Day 15

Well today a number of targets were achieved, we managed to get the amidships iron ballast long bar totally uncovered. This enabled us to inspect it and it was of stepped shape, probably made of numerous iron ballast bars which had concreted together in seven rows. The length was 3.46 meters and width 0.85m and it stopped just before the break. This leads into the next question is there a matching one on the port side and does it run forward into the bow section? Is this why the front section forward of the shot locker and main mast is still intact and has a hull shape under all the tons of rocks. Is it because there is iron ballast under the rocks which is supporting them and taking the weight off the timber floors and futtocks?

Other members of the Team started survey work beyond the grid to seaward to see if the anchors could be found. So far we have not located them but 23 meters north of the grid on the presumed stern section we found two pieces of hull planking about 2 meters in length with copper sheeting on. These were buried in the sand and the current hypotheses being that these were sections which landed here as a direct result of the explosion. Further survey work resulted in a piece of French faienceware being found in the sand with pieces of small copper sheeting about 53 meters from the amidships break. This could give us an indication of the blast radius.

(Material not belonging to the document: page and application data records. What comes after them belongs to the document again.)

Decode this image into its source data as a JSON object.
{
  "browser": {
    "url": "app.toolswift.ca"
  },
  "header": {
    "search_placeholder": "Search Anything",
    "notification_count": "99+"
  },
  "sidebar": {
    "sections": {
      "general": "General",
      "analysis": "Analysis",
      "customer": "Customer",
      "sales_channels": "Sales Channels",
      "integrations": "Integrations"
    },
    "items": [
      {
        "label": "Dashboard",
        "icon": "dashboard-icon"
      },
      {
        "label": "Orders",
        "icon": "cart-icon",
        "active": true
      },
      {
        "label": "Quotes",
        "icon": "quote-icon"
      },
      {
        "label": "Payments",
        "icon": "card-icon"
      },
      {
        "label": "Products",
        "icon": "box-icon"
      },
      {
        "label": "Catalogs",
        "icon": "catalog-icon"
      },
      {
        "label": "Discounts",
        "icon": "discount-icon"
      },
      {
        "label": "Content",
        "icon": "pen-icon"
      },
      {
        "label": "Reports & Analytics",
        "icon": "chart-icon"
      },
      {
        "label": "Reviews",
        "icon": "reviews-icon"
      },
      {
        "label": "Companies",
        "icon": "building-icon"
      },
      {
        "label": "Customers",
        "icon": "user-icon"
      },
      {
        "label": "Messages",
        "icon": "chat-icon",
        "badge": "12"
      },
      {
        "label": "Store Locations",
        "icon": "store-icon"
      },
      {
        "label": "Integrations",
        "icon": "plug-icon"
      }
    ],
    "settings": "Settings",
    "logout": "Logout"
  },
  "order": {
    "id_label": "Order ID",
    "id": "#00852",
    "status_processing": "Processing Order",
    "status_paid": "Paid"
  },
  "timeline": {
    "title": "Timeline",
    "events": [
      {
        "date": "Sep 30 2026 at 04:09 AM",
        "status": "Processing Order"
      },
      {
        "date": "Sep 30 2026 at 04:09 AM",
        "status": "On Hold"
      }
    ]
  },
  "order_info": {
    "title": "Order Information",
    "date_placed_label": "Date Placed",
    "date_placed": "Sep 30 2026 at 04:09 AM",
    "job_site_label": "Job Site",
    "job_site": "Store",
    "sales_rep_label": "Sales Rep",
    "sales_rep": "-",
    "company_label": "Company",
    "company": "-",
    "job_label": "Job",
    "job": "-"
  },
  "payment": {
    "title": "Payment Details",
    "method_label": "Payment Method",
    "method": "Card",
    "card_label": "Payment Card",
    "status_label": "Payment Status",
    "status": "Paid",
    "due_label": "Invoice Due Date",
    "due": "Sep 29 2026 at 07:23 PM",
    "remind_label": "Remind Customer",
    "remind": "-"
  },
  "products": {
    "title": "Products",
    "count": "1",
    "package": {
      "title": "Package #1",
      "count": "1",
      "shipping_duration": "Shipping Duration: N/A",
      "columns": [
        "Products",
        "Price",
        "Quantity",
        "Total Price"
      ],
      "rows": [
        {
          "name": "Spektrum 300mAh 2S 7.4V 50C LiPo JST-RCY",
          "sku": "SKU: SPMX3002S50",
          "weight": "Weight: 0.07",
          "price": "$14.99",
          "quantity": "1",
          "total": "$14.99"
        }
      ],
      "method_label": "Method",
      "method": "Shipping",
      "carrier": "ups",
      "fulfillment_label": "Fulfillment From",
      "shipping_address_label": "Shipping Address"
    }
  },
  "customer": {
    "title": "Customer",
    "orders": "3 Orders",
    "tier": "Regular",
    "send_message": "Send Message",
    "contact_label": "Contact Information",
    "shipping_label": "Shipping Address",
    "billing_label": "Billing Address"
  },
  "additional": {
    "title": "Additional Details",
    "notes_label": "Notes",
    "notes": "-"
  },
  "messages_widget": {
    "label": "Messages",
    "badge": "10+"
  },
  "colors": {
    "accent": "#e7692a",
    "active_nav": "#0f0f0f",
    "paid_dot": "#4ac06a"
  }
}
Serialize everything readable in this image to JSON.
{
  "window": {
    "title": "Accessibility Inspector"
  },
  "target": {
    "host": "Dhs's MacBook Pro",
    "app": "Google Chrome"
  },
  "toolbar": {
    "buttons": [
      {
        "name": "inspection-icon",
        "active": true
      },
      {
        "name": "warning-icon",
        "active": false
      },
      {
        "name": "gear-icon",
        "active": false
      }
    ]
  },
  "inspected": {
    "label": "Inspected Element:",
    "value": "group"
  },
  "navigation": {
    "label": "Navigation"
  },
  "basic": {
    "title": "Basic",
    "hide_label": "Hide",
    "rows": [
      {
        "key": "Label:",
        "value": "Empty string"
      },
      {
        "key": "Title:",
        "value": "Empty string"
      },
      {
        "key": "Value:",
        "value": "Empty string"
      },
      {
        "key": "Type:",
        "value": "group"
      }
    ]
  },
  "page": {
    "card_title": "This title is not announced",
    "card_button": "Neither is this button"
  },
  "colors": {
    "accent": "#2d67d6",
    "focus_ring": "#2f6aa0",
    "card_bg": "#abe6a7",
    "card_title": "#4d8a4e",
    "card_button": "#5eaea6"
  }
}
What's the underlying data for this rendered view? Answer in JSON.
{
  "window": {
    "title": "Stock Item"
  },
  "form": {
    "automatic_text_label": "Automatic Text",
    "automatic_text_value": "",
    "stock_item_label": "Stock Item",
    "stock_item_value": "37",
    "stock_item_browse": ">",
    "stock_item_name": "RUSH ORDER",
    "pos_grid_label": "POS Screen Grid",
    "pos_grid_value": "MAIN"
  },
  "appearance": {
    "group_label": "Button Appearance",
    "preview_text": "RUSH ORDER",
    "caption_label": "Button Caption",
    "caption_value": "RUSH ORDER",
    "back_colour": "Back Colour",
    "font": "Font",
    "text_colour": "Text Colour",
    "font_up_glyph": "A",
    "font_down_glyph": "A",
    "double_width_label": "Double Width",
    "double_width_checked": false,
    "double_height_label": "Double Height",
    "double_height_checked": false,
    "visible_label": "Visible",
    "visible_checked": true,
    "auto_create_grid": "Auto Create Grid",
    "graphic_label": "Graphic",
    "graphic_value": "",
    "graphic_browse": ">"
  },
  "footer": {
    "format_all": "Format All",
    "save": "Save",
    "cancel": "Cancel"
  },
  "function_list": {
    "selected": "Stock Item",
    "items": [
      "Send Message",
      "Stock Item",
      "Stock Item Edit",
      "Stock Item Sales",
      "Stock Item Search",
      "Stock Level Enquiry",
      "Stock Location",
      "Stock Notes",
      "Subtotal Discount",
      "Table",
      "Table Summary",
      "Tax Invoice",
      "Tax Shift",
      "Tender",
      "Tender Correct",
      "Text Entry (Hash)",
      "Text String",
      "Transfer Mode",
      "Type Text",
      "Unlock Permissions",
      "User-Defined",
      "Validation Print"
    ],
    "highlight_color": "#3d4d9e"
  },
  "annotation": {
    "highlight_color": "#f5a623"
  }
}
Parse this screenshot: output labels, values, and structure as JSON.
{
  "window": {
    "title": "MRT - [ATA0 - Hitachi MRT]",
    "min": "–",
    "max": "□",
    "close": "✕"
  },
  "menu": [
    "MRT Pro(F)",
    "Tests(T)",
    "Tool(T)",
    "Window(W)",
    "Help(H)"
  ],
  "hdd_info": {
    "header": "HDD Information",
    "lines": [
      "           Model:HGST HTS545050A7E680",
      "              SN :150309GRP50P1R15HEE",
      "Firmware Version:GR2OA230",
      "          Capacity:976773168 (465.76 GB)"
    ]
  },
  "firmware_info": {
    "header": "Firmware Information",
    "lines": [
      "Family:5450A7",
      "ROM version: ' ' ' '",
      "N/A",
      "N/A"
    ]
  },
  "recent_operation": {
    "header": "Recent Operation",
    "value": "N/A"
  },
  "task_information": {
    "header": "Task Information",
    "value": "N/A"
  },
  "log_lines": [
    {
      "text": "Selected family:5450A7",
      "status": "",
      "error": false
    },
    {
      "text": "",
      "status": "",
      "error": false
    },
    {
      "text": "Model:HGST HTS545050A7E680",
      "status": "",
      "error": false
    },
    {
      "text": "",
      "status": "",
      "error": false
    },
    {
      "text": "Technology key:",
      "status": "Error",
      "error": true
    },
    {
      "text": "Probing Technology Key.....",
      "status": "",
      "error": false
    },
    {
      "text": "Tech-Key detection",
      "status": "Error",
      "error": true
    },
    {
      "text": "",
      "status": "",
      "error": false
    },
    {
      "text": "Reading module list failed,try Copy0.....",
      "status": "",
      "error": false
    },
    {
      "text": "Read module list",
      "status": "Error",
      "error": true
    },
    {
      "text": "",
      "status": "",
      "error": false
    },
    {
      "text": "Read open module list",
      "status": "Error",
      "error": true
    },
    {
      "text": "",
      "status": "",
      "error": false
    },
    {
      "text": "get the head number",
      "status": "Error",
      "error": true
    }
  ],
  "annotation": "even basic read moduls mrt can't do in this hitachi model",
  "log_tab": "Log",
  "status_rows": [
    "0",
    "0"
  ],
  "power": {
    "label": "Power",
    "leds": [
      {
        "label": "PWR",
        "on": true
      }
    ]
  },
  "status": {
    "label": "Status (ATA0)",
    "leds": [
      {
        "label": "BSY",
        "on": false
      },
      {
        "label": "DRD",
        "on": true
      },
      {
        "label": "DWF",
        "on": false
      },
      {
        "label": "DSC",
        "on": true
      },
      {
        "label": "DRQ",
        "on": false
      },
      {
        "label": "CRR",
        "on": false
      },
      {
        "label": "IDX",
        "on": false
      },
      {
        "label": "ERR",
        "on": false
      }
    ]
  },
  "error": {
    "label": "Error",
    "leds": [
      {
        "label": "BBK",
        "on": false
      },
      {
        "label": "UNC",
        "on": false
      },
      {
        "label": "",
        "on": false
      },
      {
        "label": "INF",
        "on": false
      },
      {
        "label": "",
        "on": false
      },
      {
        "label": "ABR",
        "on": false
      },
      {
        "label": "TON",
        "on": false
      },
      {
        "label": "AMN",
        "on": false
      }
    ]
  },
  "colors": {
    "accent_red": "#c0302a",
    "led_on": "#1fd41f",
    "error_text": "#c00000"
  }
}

 The lead box trapped by one of the iron ballast blocks

The lead box trapped by one of the iron ballast blocks

One interesting find was a lead box without the lid. It was located next to some iron ballast bars, with the ballast bars holding it in place. Tomorrow further searching will be undertaken to see if there is a lid to the box and hopefully there might be some inscription on the box.

 The lead box in the lab

The lead box in the lab